A lawsuit filed this week accuses MN is Ready, the leading organization lobbying for marijuana legalization in the state, of defaming the owners of two hemp businesses.
The complaint was filed by Nothing But Hemp owner Steven Brown and Plift co-owner Glenn McElfresh, who both sell hemp-based consumable products.
The lawsuit claims numerous false statements were made about the plaintiffs “at the urging or with the encouragement of directors, employees or persons affiliated with MN is Ready.”
These statements accused the plaintiffs of orchestrating a “baseless fraud campaign,” “treating women badly,” “deceiving the general public,” and more.
The lawsuit says this conduct was intended to have a “detrimental effect” on the plaintiffs and their business activities and seeks no less than $50,000 in damages.
“This lawsuit is exactly what it appears to be — a desperate political attack to try to stop adult-use legalization from passing by two of its most vocal opponents. Tomorrow, we will pass adult-use legalization in the Minnesota Senate and, in a few weeks, Governor Walz will sign it into law. After that, we look forward to fully litigating this frivolous public relations stunt,” MN is Ready told Alpha News in a statement Thursday.
McElfresh spoke at a press conference earlier this month alongside other hemp-based business owners who support legalization but have concerns with HF100, a bill to legalize adult-use cannabis in Minnesota. They said the bill favors big businesses over small Minnesota-based companies.
The bill passed the Minnesota House Tuesday and will be debated in the Senate Friday.
“This bill is a bit of a train wreck,” Senate Minority Leader Mark Johnson, R-East Grand Forks, said during a Friday press conference.
Sen. Carla Nelson, R-Rochester, the GOP lead on the bill, said the legislation is “just not ready.”
“There are many reasons for that. Public safety is number one,” she said. “We don’t have a reliable road test … for driving under the influence of cannabis.”
Nelson said legislators were under the impression that the bill wasn’t going to come to the floor for a vote until next session.

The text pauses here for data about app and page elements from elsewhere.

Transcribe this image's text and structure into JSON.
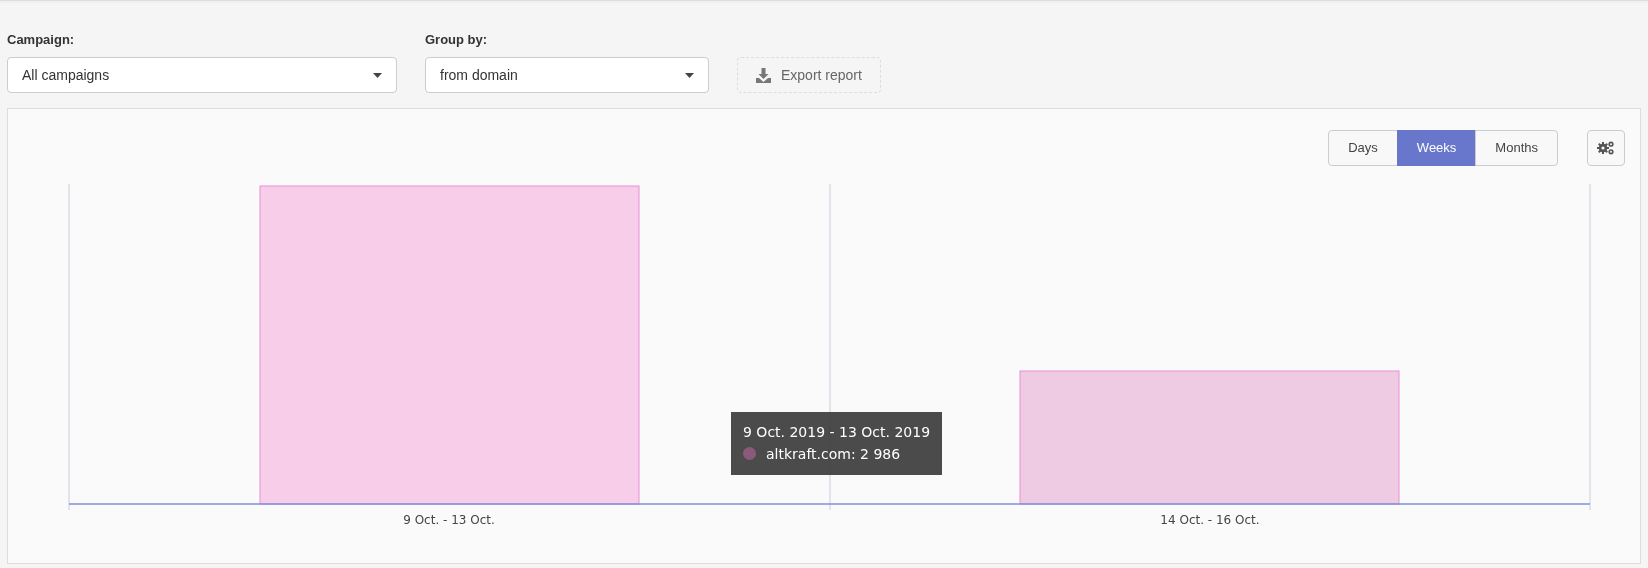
{
  "filters": [
    {
      "label": "Campaign:",
      "value": "All campaigns"
    },
    {
      "label": "Group by:",
      "value": "from domain"
    }
  ],
  "export_button": {
    "label": "Export report"
  },
  "period_tabs": [
    {
      "label": "Days",
      "selected": false
    },
    {
      "label": "Weeks",
      "selected": true
    },
    {
      "label": "Months",
      "selected": false
    }
  ],
  "chart": {
    "x_labels": [
      "9 Oct. - 13 Oct.",
      "14 Oct. - 16 Oct."
    ],
    "tooltip": {
      "title": "9 Oct. 2019 - 13 Oct. 2019",
      "entry": "altkraft.com: 2 986",
      "color": "#8a5a7a"
    }
  }
}
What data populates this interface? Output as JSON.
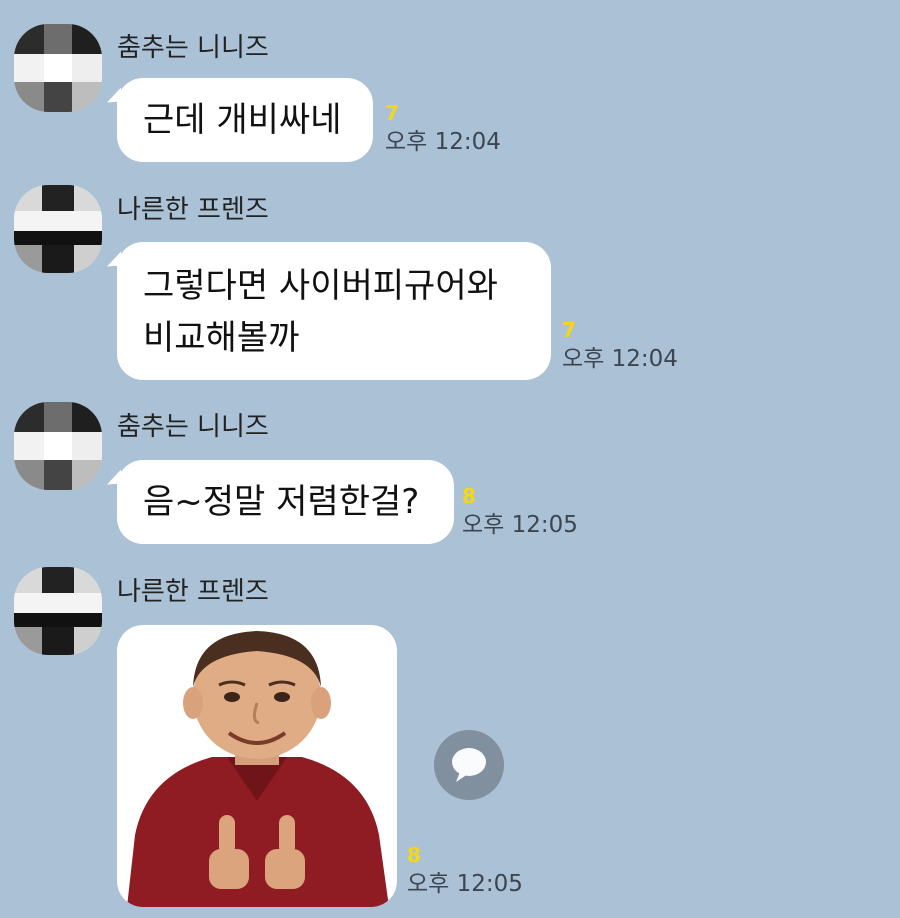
{
  "messages": [
    {
      "sender": "춤추는 니니즈",
      "lines": [
        "근데 개비싸네"
      ],
      "unread": "7",
      "time": "오후 12:04"
    },
    {
      "sender": "나른한 프렌즈",
      "lines": [
        "그렇다면 사이버피규어와",
        "비교해볼까"
      ],
      "unread": "7",
      "time": "오후 12:04"
    },
    {
      "sender": "춤추는 니니즈",
      "lines": [
        "음~정말 저렴한걸?"
      ],
      "unread": "8",
      "time": "오후 12:05"
    },
    {
      "sender": "나른한 프렌즈",
      "image": "photo-of-smiling-boy-thumbs-up",
      "unread": "8",
      "time": "오후 12:05"
    }
  ],
  "icons": {
    "share": "speech-bubble-icon"
  },
  "colors": {
    "background": "#abc1d6",
    "bubble": "#ffffff",
    "unread": "#f5d814",
    "time": "#3c4651"
  }
}
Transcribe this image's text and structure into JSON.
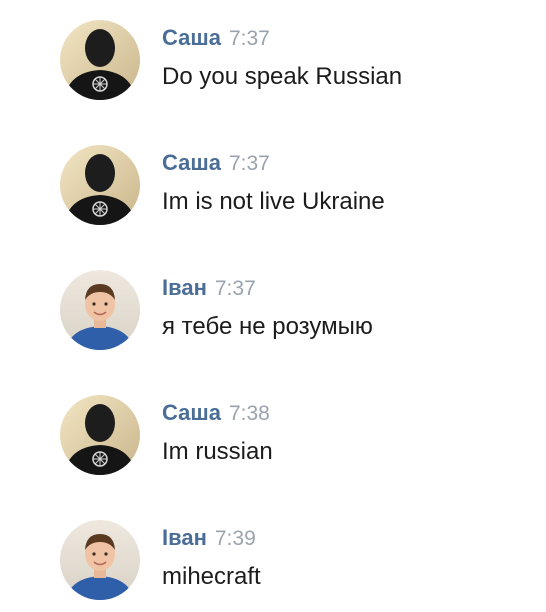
{
  "colors": {
    "sender_name": "#4a6e96",
    "timestamp": "#9aa3ad",
    "message_text": "#1c1c1c",
    "background": "#ffffff"
  },
  "messages": [
    {
      "sender": "Саша",
      "time": "7:37",
      "text": "Do you speak Russian",
      "avatar": "masked-person-avatar"
    },
    {
      "sender": "Саша",
      "time": "7:37",
      "text": "Im is not live Ukraine",
      "avatar": "masked-person-avatar"
    },
    {
      "sender": "Іван",
      "time": "7:37",
      "text": "я тебе не розумыю",
      "avatar": "boy-photo-avatar"
    },
    {
      "sender": "Саша",
      "time": "7:38",
      "text": "Im russian",
      "avatar": "masked-person-avatar"
    },
    {
      "sender": "Іван",
      "time": "7:39",
      "text": "mihecraft",
      "avatar": "boy-photo-avatar"
    }
  ]
}
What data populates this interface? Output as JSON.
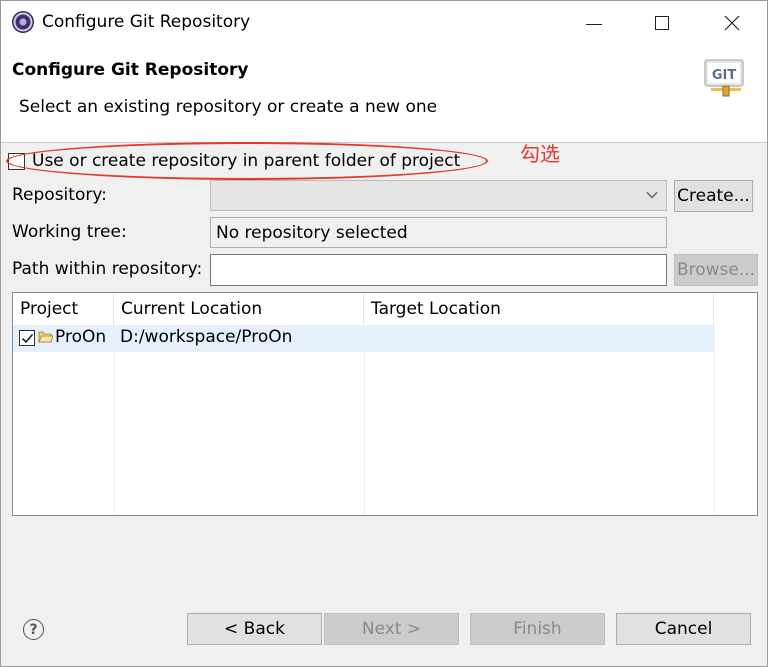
{
  "window": {
    "title": "Configure Git Repository"
  },
  "header": {
    "title": "Configure Git Repository",
    "description": "Select an existing repository or create a new one",
    "logo_text": "GIT"
  },
  "form": {
    "parent_folder_checkbox_label": "Use or create repository in parent folder of project",
    "parent_folder_checked": false,
    "repository_label": "Repository:",
    "repository_value": "",
    "create_button": "Create...",
    "working_tree_label": "Working tree:",
    "working_tree_value": "No repository selected",
    "path_label": "Path within repository:",
    "path_value": "",
    "browse_button": "Browse..."
  },
  "annotation": {
    "text": "勾选",
    "color": "#e23a2c"
  },
  "table": {
    "columns": [
      "Project",
      "Current Location",
      "Target Location"
    ],
    "rows": [
      {
        "checked": true,
        "project": "ProOn",
        "current_location": "D:/workspace/ProOn",
        "target_location": ""
      }
    ]
  },
  "footer": {
    "back": "< Back",
    "next": "Next >",
    "finish": "Finish",
    "cancel": "Cancel"
  },
  "icons": {
    "app": "eclipse-icon",
    "help": "help-icon",
    "folder": "folder-icon"
  }
}
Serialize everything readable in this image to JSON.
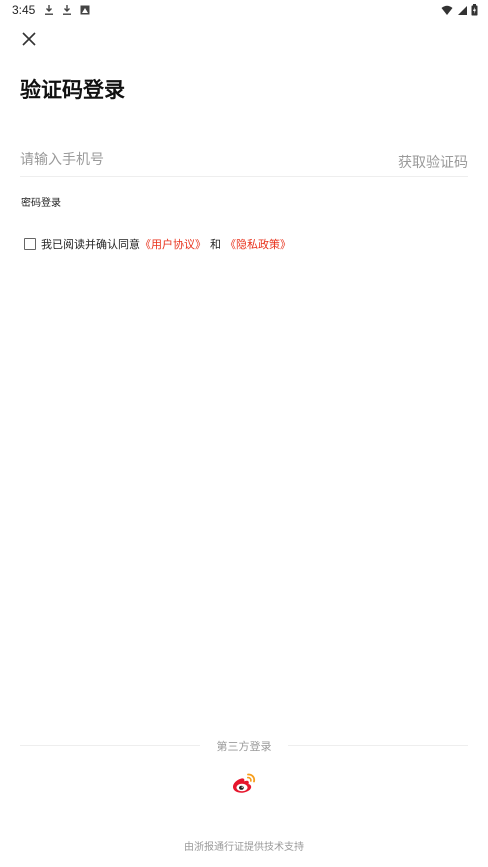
{
  "status_bar": {
    "time": "3:45",
    "left_icons": [
      "download-icon",
      "download-icon",
      "image-icon"
    ],
    "right_icons": [
      "wifi-icon",
      "signal-icon",
      "battery-icon"
    ]
  },
  "header": {
    "close_icon": "close-icon",
    "title": "验证码登录"
  },
  "form": {
    "phone_placeholder": "请输入手机号",
    "phone_value": "",
    "get_code_label": "获取验证码",
    "password_login_label": "密码登录"
  },
  "agreement": {
    "checked": false,
    "prefix": "我已阅读并确认同意",
    "user_agreement": "《用户协议》",
    "and": "和",
    "privacy_policy": "《隐私政策》"
  },
  "third_party": {
    "label": "第三方登录",
    "providers": [
      "weibo-icon"
    ]
  },
  "footer": {
    "note": "由浙报通行证提供技术支持"
  },
  "colors": {
    "accent_link": "#e8321c",
    "hint_gray": "#9a9a9a",
    "weibo_red": "#e6162d",
    "weibo_orange": "#f79e1b"
  }
}
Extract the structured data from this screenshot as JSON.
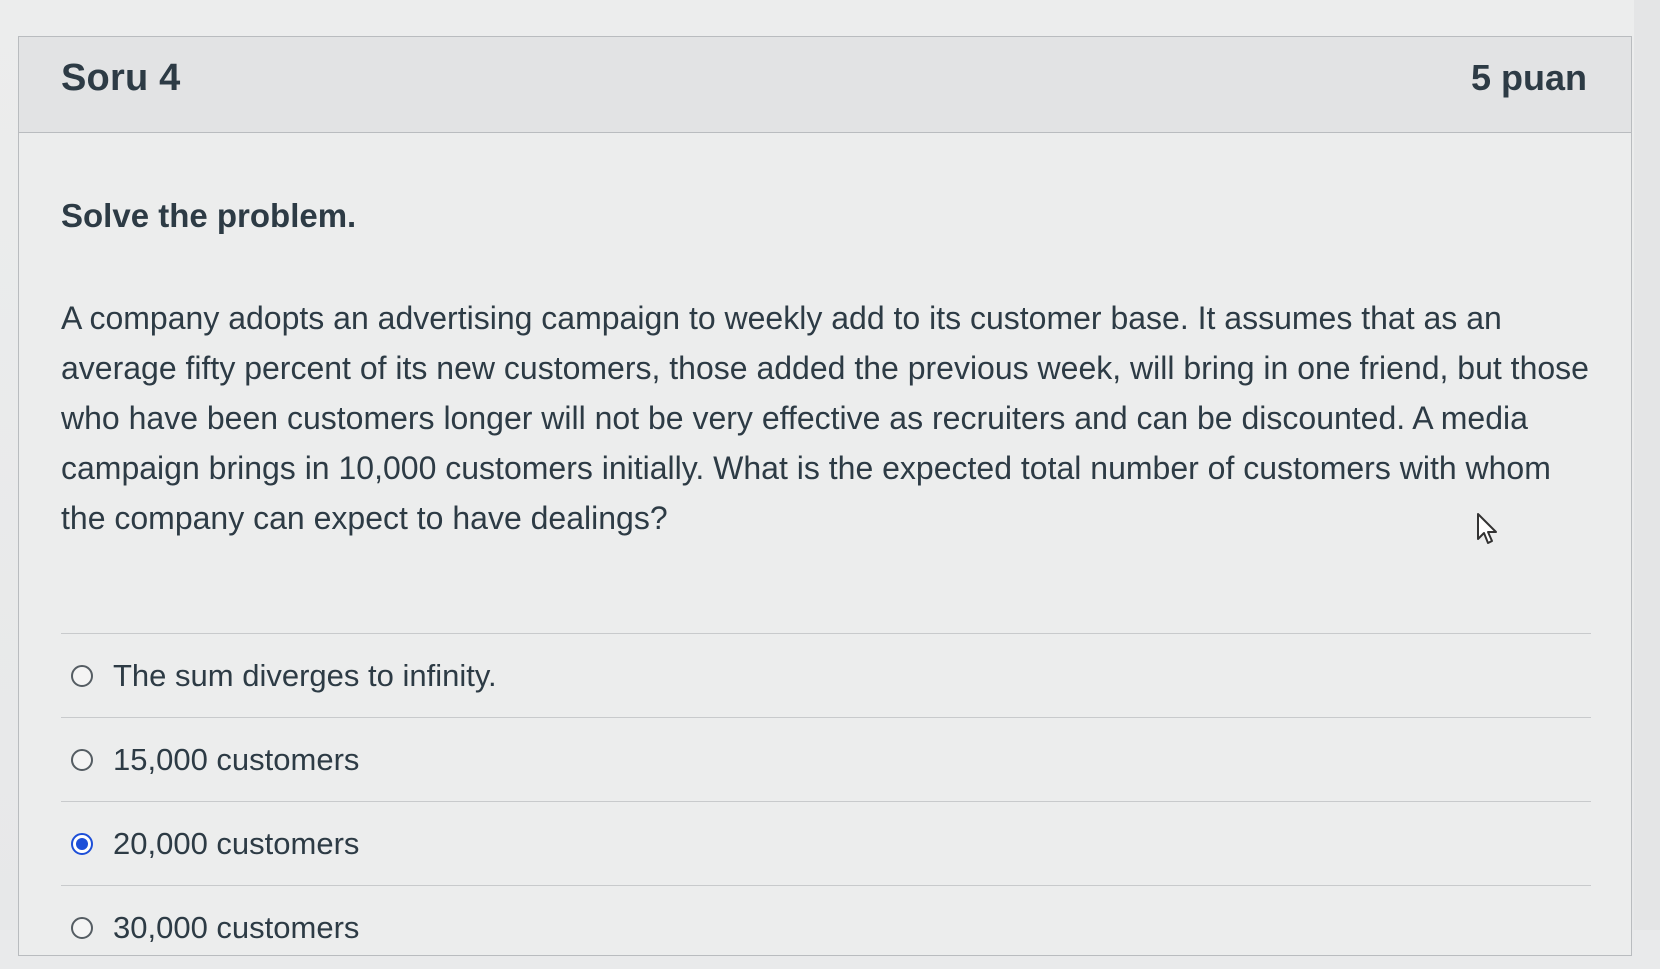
{
  "question": {
    "title": "Soru 4",
    "points": "5 puan",
    "instruction": "Solve the problem.",
    "text": "A company adopts an advertising campaign to weekly add to its customer base. It assumes that as an average fifty percent of its new customers, those added the previous week, will bring in one friend, but those who have been customers longer will not be very effective as recruiters and can be discounted. A media campaign brings in 10,000 customers initially. What is the expected total number of customers with whom the company can expect to have dealings?"
  },
  "answers": [
    {
      "label": "The sum diverges to infinity.",
      "selected": false
    },
    {
      "label": "15,000 customers",
      "selected": false
    },
    {
      "label": "20,000 customers",
      "selected": true
    },
    {
      "label": "30,000 customers",
      "selected": false
    }
  ],
  "colors": {
    "accent": "#1d4fd8",
    "text": "#2d3b45",
    "border": "#b9bcbf"
  },
  "icons": {
    "radio_unchecked": "radio-unchecked-icon",
    "radio_checked": "radio-checked-icon",
    "cursor": "mouse-pointer-icon"
  }
}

“I’m surprised that it’s being pushed so prematurely,” she said.
Gov. Tim Walz has promised to sign the legislation. If it passes the Senate Friday, it will take effect Aug. 1.